When they write the book about the failings of the 2016-17 Timberwolves (please don't let there be a book), it could certainly go in chronological order with a first and important chapter on the 6-18 start — many of those games close losses against beatable teams.
There would be a hefty section on defense, of course. If there has been a true disappointment this season, it is that outside of a handful of games right after the All-Star break, the Timberwolves have not shown consistent improvement on that side of the ball even though the new head coach, Tom Thibodeau, came in with that as a calling card. Minnesota is 27th in the NBA in defensive rating. Last year it ranked 28th.
But if you are looking for a truly maddening and season-defining statistic — one around which you could probably build the thesis for this hypothetical book that nobody would want to read, let alone buy — it is this one, which was tweeted out a few days ago by Wolves radio broadcaster Alan Horton after a loss at Utah:
The Timberwolves are 24-22 this season in games in which they have held a double-digit lead. Horton dug a little deeper and tweeted that leaguewide, NBA teams that take a double-digit lead have won 79 percent of the time this season.
Let that sink in for a minute. The average NBA team, when acquiring a lead of at least 10 points in a game, wins about four of every five times. The Wolves? They barely win more than half the time — 52 percent, to be exact, with two games left in the season. If the Wolves had converted those leads into wins at the league average rate, they would have 12 more victories and might be gearing up for the playoffs.
If that isn't impressive/depressing enough, consider this (also from Horton's excellent @WolvesRadio feed): The Wolves have lost 11 games this year in which they led by at least 15 points — the most recent coming Thursday at Portland. That's the most losses when leading by that much by any NBA team since the 1996-97 season.
These are the ultimate good news/bad news statistics, right? The good news is the Wolves are talented enough to have built 46 double-digit leads. The bad news is they have enough deficiencies to have let so many slip away.

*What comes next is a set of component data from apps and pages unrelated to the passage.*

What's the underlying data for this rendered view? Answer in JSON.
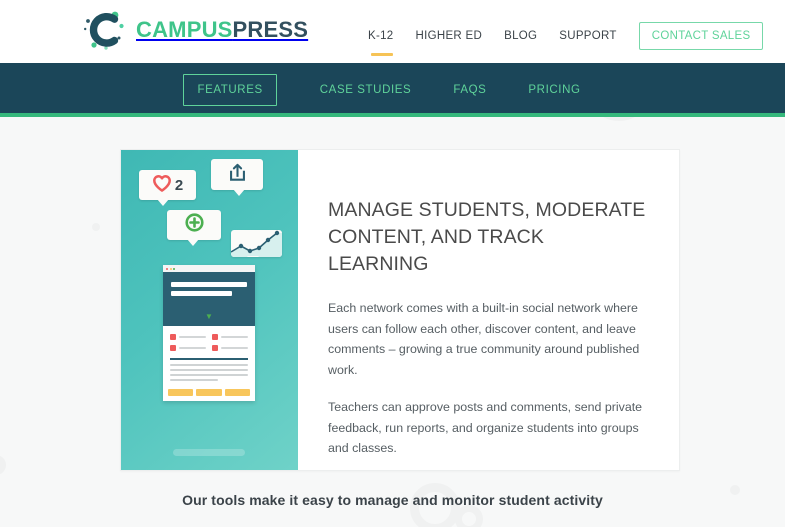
{
  "header": {
    "logo": {
      "icon": "campuspress-c-logo-icon",
      "text_primary": "CAMPUS",
      "text_secondary": "PRESS"
    },
    "nav": [
      {
        "label": "K-12",
        "active": true
      },
      {
        "label": "HIGHER ED",
        "active": false
      },
      {
        "label": "BLOG",
        "active": false
      },
      {
        "label": "SUPPORT",
        "active": false
      }
    ],
    "cta": {
      "label": "CONTACT SALES"
    }
  },
  "subnav": {
    "items": [
      {
        "label": "FEATURES",
        "boxed": true
      },
      {
        "label": "CASE STUDIES",
        "boxed": false
      },
      {
        "label": "FAQS",
        "boxed": false
      },
      {
        "label": "PRICING",
        "boxed": false
      }
    ]
  },
  "card": {
    "illustration": {
      "like_count": "2",
      "like_icon": "heart-icon",
      "share_icon": "share-upload-icon",
      "add_icon": "plus-circle-icon",
      "chart_icon": "line-chart-icon",
      "browser_icon": "browser-window-mock",
      "chevron_icon": "chevron-down-icon"
    },
    "heading": "MANAGE STUDENTS, MODERATE CONTENT, AND TRACK LEARNING",
    "paragraphs": [
      "Each network comes with a built-in social network where users can follow each other, discover content, and leave comments – growing a true community around published work.",
      "Teachers can approve posts and comments, send private feedback, run reports, and organize students into groups and classes."
    ]
  },
  "tagline": "Our tools make it easy to manage and monitor student activity",
  "colors": {
    "brand_green": "#3fc48a",
    "brand_dark": "#33505f",
    "subnav_bg": "#1b4659",
    "subnav_accent": "#35b87c",
    "subnav_link": "#5fd39a",
    "active_underline": "#f6c356",
    "illustration_teal": "#4ec3bd",
    "canvas_bg": "#f7f8f8"
  }
}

The aforementioned leaky defense is a main culprit. Youth can explain some of it. There is an element of "learning to win" that's hard to define but is real.
The team's depth (or lack thereof) also can't be overlooked. The Wolves are getting the fewest minutes and fewest points from their bench of any NBA team this season. That shows up in two ways: Leads dwindle when the Wolves' reserves play, and the team's starters aren't as fresh for crunch time.
Andrew Wiggins and Karl-Anthony Towns rank 1-2 in overall minutes played in the NBA this season. They have played all 80 games, as has Gorgui Dieng.
Theoretically the two young stars are getting plenty of late-game experience that should help in the future. If the Wolves can beef up their roster with a defensive stalwart or two — adding depth and defensive acumen at the same time — there might come a time when all these leads don't disappear.
The Wolves and their fans can only hope that happens before Wiggins, Towns and Co. are overcome by exhaustion, despair or both.